    Case in point: my girlfriend bought me the first release of the iPod Touch and 4 months later the iPod Touch release came out with double the amount of space for the same price. I understand that technology keeps moving forward, but Apple just doesn’t take a breather. And as a result, I become a very jaded customer who will never buy the first release. Of course, Apple probably doesn’t care one bit about this situation. There are plenty of others who will jump on the bandwagon to buy this device and even — god forbid — PREORDER! But hey, to each their own. And if you preorder, I wish you the best of luck with your new iPad. Don’t say I didn’t warn you.

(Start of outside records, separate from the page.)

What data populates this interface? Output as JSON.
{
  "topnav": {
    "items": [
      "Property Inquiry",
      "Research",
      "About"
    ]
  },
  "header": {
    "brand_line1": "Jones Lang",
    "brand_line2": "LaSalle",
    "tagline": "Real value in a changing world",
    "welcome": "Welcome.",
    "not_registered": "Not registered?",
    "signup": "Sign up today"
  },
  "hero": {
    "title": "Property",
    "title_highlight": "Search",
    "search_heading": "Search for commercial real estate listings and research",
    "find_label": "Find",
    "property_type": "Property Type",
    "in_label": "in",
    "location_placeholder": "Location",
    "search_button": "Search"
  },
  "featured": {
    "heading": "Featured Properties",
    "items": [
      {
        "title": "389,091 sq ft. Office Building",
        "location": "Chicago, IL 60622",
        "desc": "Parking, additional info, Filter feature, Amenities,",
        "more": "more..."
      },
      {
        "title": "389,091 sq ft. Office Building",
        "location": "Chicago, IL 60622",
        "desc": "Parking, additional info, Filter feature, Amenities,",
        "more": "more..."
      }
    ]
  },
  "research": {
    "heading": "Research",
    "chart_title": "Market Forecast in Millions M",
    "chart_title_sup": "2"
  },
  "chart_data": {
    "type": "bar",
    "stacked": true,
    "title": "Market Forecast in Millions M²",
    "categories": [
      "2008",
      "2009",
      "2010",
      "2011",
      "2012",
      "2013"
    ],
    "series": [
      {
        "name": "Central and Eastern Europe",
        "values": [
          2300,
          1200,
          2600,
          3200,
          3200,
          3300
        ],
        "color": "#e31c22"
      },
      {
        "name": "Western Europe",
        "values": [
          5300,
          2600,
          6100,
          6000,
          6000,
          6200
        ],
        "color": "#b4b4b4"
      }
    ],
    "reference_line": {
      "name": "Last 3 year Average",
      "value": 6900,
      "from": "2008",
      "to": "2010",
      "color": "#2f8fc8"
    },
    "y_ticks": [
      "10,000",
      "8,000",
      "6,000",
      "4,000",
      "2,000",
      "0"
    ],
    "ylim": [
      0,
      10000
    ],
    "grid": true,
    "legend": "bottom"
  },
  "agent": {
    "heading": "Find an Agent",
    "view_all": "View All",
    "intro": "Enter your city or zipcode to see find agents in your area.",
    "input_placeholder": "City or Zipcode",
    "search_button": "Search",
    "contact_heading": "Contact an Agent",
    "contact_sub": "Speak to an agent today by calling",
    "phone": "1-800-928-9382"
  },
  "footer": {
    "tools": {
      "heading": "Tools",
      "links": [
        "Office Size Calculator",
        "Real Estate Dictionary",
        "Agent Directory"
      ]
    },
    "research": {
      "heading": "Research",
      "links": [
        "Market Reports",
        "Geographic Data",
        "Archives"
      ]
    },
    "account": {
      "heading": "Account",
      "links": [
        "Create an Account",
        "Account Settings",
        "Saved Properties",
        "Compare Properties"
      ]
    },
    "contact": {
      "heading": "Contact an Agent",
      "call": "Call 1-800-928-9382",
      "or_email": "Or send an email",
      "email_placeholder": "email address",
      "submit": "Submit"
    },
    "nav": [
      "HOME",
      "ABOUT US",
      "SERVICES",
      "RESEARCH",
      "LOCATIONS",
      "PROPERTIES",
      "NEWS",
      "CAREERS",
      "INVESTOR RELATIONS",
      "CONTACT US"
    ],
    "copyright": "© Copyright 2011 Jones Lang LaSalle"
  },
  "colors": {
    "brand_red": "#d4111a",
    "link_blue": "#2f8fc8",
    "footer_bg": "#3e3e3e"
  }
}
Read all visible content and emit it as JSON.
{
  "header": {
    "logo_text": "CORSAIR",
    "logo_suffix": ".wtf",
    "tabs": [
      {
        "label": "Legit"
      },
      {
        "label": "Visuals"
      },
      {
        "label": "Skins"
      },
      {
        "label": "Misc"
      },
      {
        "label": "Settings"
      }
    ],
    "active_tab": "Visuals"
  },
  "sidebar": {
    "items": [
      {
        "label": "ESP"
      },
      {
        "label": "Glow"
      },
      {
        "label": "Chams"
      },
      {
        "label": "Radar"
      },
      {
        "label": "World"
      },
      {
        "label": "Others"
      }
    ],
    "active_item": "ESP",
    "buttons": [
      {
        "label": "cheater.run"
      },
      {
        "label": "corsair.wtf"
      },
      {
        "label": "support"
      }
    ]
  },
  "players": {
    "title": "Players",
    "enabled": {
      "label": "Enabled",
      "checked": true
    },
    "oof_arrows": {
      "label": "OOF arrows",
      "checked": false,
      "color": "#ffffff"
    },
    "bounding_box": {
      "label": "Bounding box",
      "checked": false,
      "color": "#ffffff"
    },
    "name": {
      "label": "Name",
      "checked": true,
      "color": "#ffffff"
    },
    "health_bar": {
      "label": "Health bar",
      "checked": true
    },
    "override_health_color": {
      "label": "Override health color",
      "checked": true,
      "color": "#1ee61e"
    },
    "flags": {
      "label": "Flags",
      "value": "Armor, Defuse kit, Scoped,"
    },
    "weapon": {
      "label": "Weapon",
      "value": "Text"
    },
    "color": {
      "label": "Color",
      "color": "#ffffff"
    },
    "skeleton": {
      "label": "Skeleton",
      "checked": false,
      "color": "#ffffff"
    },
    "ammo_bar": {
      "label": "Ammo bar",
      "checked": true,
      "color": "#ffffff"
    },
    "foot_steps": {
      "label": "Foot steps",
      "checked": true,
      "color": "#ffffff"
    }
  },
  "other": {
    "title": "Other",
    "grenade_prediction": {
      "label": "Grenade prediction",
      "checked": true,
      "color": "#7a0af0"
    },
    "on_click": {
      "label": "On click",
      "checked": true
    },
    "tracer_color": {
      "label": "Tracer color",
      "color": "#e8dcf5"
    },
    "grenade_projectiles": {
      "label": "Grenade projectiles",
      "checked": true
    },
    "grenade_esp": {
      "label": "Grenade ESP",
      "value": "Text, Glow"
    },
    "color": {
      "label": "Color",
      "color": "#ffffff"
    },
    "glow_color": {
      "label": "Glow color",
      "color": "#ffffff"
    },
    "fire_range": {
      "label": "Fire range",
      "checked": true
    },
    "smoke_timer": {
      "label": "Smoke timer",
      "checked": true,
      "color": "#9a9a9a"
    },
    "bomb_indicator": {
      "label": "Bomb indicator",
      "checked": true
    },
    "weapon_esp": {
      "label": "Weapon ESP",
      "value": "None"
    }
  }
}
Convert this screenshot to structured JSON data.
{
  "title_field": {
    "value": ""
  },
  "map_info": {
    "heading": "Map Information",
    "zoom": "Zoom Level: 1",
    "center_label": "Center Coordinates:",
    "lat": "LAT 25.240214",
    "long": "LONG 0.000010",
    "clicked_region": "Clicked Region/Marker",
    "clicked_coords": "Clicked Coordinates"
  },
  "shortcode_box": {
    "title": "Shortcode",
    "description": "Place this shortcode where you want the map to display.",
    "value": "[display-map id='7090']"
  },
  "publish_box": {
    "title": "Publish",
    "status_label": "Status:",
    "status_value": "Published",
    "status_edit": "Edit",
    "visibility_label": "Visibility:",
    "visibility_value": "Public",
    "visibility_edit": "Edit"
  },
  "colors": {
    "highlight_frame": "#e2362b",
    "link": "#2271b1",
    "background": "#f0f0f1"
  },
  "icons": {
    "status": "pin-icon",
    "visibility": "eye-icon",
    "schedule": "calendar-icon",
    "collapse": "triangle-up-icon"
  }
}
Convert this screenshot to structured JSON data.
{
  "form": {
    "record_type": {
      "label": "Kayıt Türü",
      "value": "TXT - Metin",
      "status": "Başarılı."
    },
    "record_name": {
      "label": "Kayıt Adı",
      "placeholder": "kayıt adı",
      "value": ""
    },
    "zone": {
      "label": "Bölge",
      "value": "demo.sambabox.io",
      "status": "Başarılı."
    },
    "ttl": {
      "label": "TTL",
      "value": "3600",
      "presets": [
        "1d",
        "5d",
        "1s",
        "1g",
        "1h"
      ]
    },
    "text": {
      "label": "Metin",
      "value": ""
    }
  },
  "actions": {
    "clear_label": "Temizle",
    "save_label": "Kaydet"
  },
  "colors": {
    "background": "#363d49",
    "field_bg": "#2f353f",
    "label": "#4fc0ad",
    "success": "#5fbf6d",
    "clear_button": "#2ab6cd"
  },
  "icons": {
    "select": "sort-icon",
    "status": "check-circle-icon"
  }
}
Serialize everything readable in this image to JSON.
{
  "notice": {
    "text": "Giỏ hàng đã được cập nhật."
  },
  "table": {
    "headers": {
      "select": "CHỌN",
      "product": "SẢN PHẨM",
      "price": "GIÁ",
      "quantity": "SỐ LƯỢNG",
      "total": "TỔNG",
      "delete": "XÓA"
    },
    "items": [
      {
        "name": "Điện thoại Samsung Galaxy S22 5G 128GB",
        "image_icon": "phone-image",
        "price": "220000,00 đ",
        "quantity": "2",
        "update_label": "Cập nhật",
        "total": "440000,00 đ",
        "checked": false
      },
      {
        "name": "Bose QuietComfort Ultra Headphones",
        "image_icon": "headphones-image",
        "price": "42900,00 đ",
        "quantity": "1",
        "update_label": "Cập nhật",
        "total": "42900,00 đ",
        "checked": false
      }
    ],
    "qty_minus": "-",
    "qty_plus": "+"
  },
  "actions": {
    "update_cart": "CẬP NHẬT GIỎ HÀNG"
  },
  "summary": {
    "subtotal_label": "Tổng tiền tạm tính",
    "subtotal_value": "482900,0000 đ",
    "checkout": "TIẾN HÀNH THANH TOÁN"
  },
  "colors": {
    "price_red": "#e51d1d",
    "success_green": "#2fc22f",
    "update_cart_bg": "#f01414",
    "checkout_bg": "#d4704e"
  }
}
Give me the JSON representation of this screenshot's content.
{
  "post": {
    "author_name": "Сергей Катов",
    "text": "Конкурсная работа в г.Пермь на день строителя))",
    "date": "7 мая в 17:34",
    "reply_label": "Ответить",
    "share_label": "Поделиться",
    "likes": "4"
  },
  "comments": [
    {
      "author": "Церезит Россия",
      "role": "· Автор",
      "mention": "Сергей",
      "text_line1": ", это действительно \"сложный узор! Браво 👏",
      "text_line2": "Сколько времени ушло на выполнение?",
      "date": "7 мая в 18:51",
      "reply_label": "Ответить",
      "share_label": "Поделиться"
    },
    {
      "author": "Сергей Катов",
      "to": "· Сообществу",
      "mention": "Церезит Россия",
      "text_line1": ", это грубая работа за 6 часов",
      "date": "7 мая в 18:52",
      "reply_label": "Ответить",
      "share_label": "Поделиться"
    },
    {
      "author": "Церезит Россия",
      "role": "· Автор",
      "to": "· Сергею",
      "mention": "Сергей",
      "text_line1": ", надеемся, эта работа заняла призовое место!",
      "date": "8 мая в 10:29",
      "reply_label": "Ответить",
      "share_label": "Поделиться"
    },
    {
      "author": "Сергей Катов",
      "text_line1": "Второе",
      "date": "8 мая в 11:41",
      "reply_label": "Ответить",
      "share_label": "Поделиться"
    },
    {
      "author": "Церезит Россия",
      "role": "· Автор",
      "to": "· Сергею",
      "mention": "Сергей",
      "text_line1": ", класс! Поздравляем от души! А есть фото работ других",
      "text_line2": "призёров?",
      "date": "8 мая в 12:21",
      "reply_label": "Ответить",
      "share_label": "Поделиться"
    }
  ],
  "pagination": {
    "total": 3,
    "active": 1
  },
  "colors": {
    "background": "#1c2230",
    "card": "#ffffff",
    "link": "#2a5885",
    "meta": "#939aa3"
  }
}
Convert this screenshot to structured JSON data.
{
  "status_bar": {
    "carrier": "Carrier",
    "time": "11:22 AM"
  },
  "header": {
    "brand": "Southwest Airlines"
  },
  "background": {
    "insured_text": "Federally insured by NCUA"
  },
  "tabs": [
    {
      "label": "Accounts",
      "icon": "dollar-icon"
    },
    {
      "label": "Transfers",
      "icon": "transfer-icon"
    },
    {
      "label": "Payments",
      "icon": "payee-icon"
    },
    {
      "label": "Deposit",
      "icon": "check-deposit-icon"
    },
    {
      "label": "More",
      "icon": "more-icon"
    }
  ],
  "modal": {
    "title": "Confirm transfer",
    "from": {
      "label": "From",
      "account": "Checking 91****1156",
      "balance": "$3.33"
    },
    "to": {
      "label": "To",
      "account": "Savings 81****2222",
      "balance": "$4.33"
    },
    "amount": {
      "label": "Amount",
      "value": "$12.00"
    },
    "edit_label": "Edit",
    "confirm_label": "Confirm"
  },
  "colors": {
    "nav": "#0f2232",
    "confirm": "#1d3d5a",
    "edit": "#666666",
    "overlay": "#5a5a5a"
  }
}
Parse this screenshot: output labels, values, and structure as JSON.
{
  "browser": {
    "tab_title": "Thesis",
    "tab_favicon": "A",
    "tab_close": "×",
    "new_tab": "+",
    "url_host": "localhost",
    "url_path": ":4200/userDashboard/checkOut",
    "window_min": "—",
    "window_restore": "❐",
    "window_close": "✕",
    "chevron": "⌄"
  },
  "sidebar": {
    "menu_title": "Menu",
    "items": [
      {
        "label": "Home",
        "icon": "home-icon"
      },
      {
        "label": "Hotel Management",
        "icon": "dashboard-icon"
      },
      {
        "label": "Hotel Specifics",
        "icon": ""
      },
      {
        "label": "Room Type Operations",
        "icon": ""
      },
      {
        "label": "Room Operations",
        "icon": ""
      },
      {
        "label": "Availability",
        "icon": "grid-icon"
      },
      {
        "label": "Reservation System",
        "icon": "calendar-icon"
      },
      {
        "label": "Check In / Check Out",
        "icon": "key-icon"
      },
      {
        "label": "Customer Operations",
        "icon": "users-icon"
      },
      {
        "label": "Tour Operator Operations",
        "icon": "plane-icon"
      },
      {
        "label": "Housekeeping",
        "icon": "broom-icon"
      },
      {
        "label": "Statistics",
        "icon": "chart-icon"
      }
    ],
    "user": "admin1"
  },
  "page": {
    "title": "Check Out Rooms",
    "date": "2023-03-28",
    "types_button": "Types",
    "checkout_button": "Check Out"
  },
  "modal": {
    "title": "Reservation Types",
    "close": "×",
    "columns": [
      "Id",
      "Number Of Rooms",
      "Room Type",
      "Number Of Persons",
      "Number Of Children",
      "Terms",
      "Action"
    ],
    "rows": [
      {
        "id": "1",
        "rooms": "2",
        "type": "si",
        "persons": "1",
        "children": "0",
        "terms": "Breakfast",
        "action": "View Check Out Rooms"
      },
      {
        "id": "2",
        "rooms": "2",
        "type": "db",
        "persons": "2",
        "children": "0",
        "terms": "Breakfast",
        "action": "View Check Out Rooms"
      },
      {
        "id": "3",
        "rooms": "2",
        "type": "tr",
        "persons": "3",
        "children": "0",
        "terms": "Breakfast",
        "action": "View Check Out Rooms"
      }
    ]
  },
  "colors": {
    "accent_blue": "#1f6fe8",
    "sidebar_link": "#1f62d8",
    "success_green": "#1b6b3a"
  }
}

The additional screen real-estate is great, and there’s no question that there is some promise here. It’s also light-weight. But let’s see some Apps built for it first. Let’s see Reason and Record for the iPad. And let’s see how the iPad can be the next super DAW controller and music-making machine. Then, and only then can we assess whether or not this product really is “Magical” or “Revolutionary.” Right now it’s a lot of hype.

There used to be an expression when I was a debt collector talking to deadbeats and trying to get them to pay their bills. It went something like this: There’s a lot of smoke on the barbecue, but I don’t see any meat. Somehow the imminent Apple iPad release made me think of that expression. We’ll see how much “meat” is actually there in the coming months.

What are your thoughts on the new iPad from Apple?

Here’s an interesting article on the subject of iPads and Tablet PCs, which have been around for at least 6 years now. And I think this author is bang on right!,9929.html. Thanks Doinky for the link!